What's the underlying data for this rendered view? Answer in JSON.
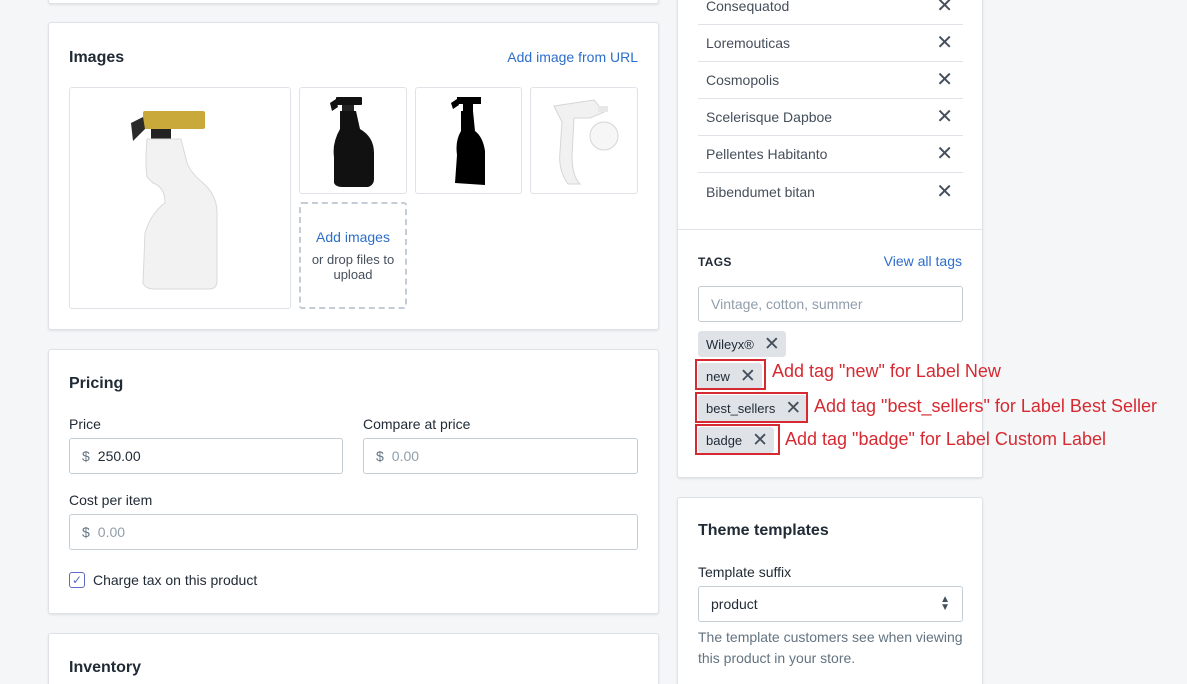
{
  "images": {
    "title": "Images",
    "add_from_url": "Add image from URL",
    "dropzone": {
      "add_label": "Add images",
      "hint": "or drop files to upload"
    },
    "thumbnails": [
      "spray-bottle-white-gold-trigger",
      "spray-bottle-black",
      "spray-bottle-black-silhouette",
      "spray-trigger-white"
    ]
  },
  "pricing": {
    "title": "Pricing",
    "price_label": "Price",
    "price_currency": "$",
    "price_value": "250.00",
    "compare_label": "Compare at price",
    "compare_currency": "$",
    "compare_placeholder": "0.00",
    "cost_label": "Cost per item",
    "cost_currency": "$",
    "cost_placeholder": "0.00",
    "charge_tax_label": "Charge tax on this product",
    "charge_tax_checked": true
  },
  "inventory": {
    "title": "Inventory"
  },
  "collections": {
    "items": [
      "Consequatod",
      "Loremouticas",
      "Cosmopolis",
      "Scelerisque Dapboe",
      "Pellentes Habitanto",
      "Bibendumet bitan"
    ]
  },
  "tags": {
    "heading": "TAGS",
    "view_all": "View all tags",
    "placeholder": "Vintage, cotton, summer",
    "items": [
      "Wileyx®",
      "new",
      "best_sellers",
      "badge"
    ]
  },
  "annotations": {
    "new": "Add tag \"new\" for Label New",
    "best_sellers": "Add tag \"best_sellers\" for Label Best Seller",
    "badge": "Add tag \"badge\" for Label Custom Label",
    "color": "#d62a32"
  },
  "theme": {
    "title": "Theme templates",
    "suffix_label": "Template suffix",
    "suffix_value": "product",
    "help": "The template customers see when viewing this product in your store."
  },
  "colors": {
    "background": "#f4f6f8",
    "link": "#2c6ecb",
    "checkbox": "#5c6ac4"
  }
}
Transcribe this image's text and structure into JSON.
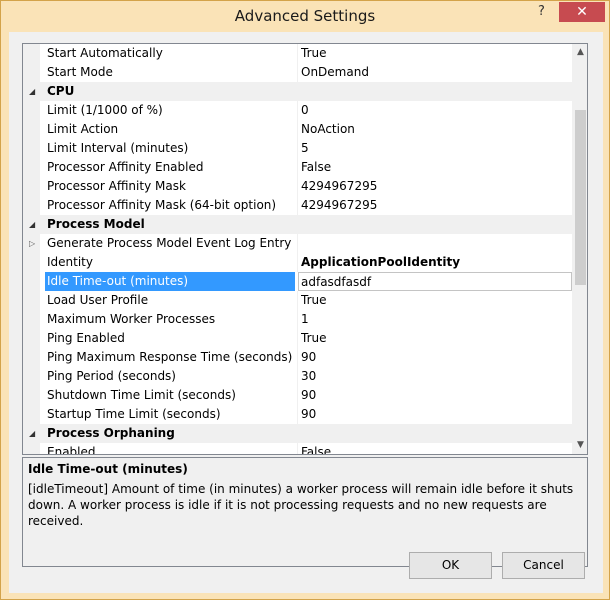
{
  "window": {
    "title": "Advanced Settings",
    "help_label": "?",
    "close_label": "✕"
  },
  "grid": {
    "rows": [
      {
        "name": "Start Automatically",
        "value": "True"
      },
      {
        "name": "Start Mode",
        "value": "OnDemand"
      },
      {
        "name": "CPU",
        "category": true
      },
      {
        "name": "Limit (1/1000 of %)",
        "value": "0"
      },
      {
        "name": "Limit Action",
        "value": "NoAction"
      },
      {
        "name": "Limit Interval (minutes)",
        "value": "5"
      },
      {
        "name": "Processor Affinity Enabled",
        "value": "False"
      },
      {
        "name": "Processor Affinity Mask",
        "value": "4294967295"
      },
      {
        "name": "Processor Affinity Mask (64-bit option)",
        "value": "4294967295"
      },
      {
        "name": "Process Model",
        "category": true
      },
      {
        "name": "Generate Process Model Event Log Entry",
        "value": ""
      },
      {
        "name": "Identity",
        "value": "ApplicationPoolIdentity"
      },
      {
        "name": "Idle Time-out (minutes)",
        "value": "adfasdfasdf"
      },
      {
        "name": "Load User Profile",
        "value": "True"
      },
      {
        "name": "Maximum Worker Processes",
        "value": "1"
      },
      {
        "name": "Ping Enabled",
        "value": "True"
      },
      {
        "name": "Ping Maximum Response Time (seconds)",
        "value": "90"
      },
      {
        "name": "Ping Period (seconds)",
        "value": "30"
      },
      {
        "name": "Shutdown Time Limit (seconds)",
        "value": "90"
      },
      {
        "name": "Startup Time Limit (seconds)",
        "value": "90"
      },
      {
        "name": "Process Orphaning",
        "category": true
      },
      {
        "name": "Enabled",
        "value": "False"
      }
    ]
  },
  "description": {
    "title": "Idle Time-out (minutes)",
    "text": "[idleTimeout] Amount of time (in minutes) a worker process will remain idle before it shuts down. A worker process is idle if it is not processing requests and no new requests are received."
  },
  "buttons": {
    "ok": "OK",
    "cancel": "Cancel"
  }
}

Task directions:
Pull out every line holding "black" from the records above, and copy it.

Written answer:
      "spray-bottle-black",
      "spray-bottle-black-silhouette",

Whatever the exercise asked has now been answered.